Mr. A. F. Bruhn
, who was formerly manager at Brunnerton for Hildebrand and Co., was born at Rutherglen, Greymouth. After leaving school, he entered the employment of Mr. Russell, butcher, Greymouth, and remained with him for nearly three years. He entered the service of Messrs Hildebrand and Co. in the year 1896, and was appointed to the management of the firm's Brunnerton branch (now closed) in the year 1898. Mr. Bruhn is now (1906) in business as a butcher at his native place, Rutherglen.
(David Armstrong and George Armstrong), General Storekeepers and Bakers, Taylorville, Brunnerton. Bankers, Bank of New Zealand, Greymouth. This firm's business was founded in the year 1886, and was taken over by Messrs Armstrong Brothers in 1895. The premises are conveniently situated, almost immediately opposite the Wallsend-Taylorville bridge. Besides doing a good business as general storekeepers throughout the country districts, Messrs Armstrong Brothers claim pre-eminence for their bakery.
Mr. David Armstrong

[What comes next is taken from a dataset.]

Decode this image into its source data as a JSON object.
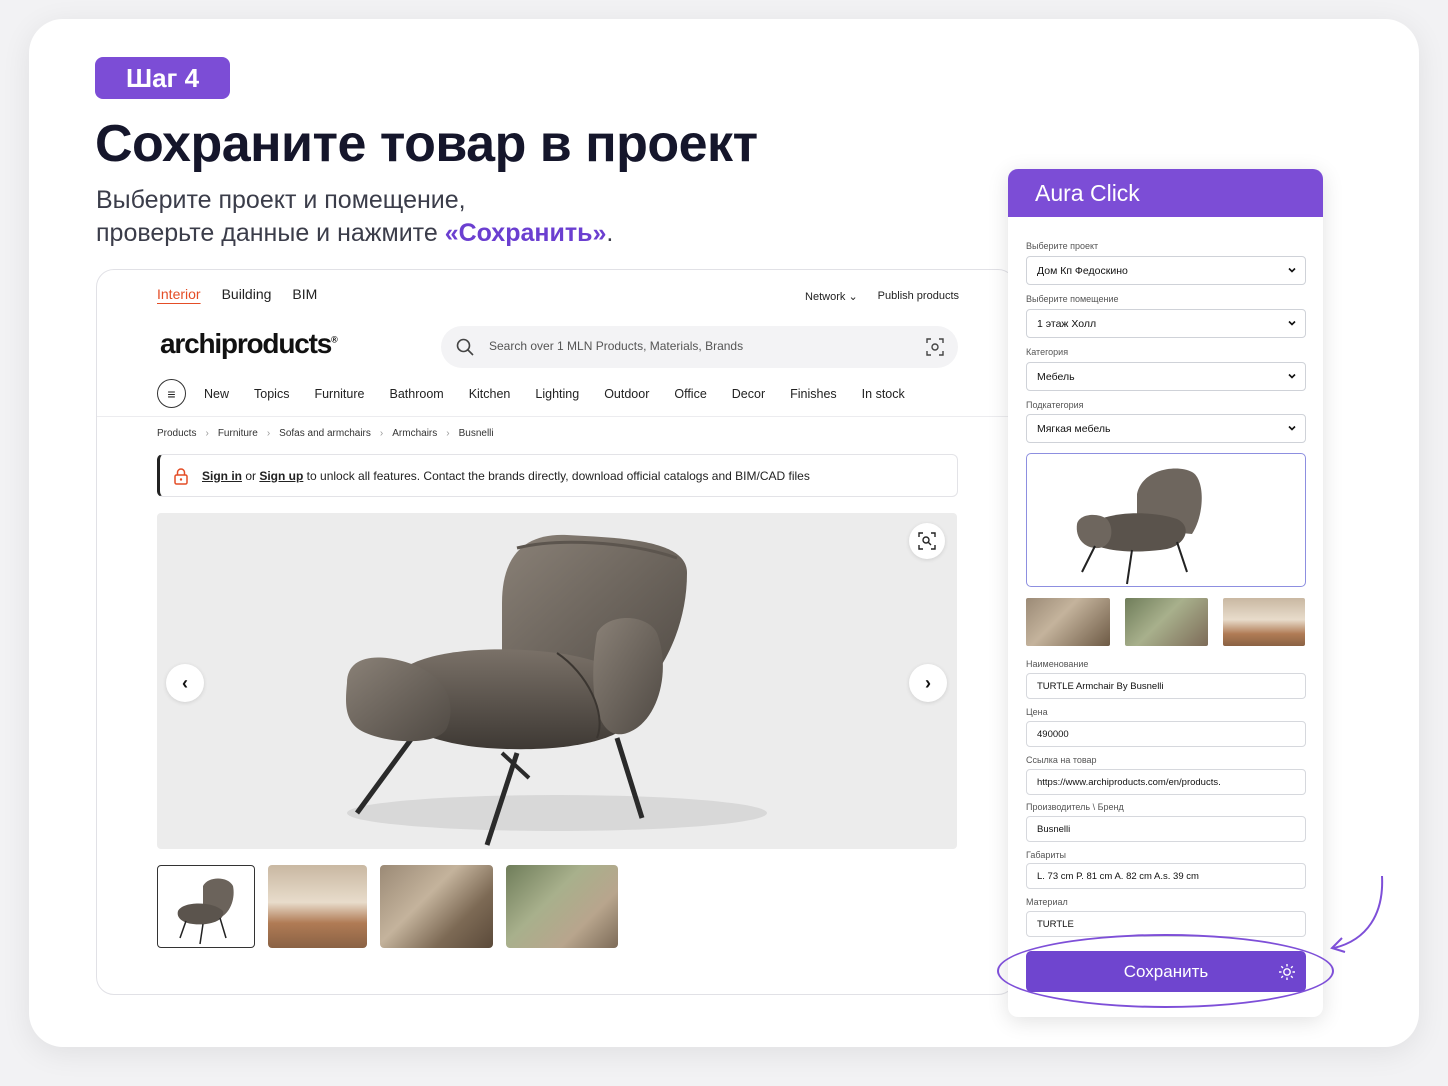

, the Senior Partner, takes the general management of the store, and attends to the buying and financial portion of the trade. He was born in Dumbartonshire, Scotland, in 1859. In 1874, he landed in Wellington, by the ship “Alexandria,” and followed various pursuits before going to the West Coast. For ten years, he engaged in mining at Westport and Brunnerton. During the existence of the Brunner volunteers Mr. Armstrong was captain of the corps.
Mr. George Armstrong
, the Junior Partner, was born in Dumbartonshire in 1872, and came to New Zealand with his family two years later. He learned his trade of baker in Westland, and, later on, joined his brother in partnership. Mr. Armstrong is a member of the Order of Druids. Though he is still interested in the firm of Armstrong Brothers, he is now (1906) also engaged in business as a storekeeper at Cobden, and is mentioned in that connection at page 274 of this volume. His portrait appears at page 286.
Mr. Richard Johnston
was born in Melbourne, Australia, in 1862, and came when a child with his parents to New Zealand. He was employed in the butchering trade at an early age, and has successfully continued in it. He was the principal butcher on the first Midland Railway works, and afterwards owned the leading business in
Brunnerton, with a branch in Greymouth. Mr. Johnston takes a great interest in municipal and other matters. After the division of the Brunner Borough into wards, he stood for election for the east ward, against three well-known residents and was returned at the head of the poll by a large majority; and he was re-elected, unopposed, on three subsequent occasions. For some years he took an active part in volunteering; and is a Past Master in the Order of Freemasons. He afterwards removed from Brunnerton to Cobden.
Mr. Robert Alison
, Manager of the Tyneside Coal Mines at Brunner, was born in Ayrshire, Scotland, educated in England and Germany, and served his time in the well known firm of Messrs Simpson and Wilson, of Glasgow, with whom he remained eight years. As an experienced mining engineer his knowledge was gained from Messrs Archibald Russell, of Lanarkshire, among the largest coalmasters in Scotland. Mr. Alison was assistant general manager at Hamilton, the firm's headquarters, and had charge of the sinking of three shafts, besides doing a considerable amount of work in opening up and developing the firm's numerous properties. He was engaged
in England by the London directors of the Greymouth-Point Elizabeth Railway Coal Company, Limited, to act as the Company's mining engineer at Brunnerton, where much that was profitable to the Company was done under his direction. The whole of the work of bridging the Grey river, laying the railway to Point Elizabeth, and developing the coal mine was carried out under his superintendence. The mine is now (1906) the property of the Government of New Zealand, and Mr. Alison is manager at the Tyneside mines in the Brunner district.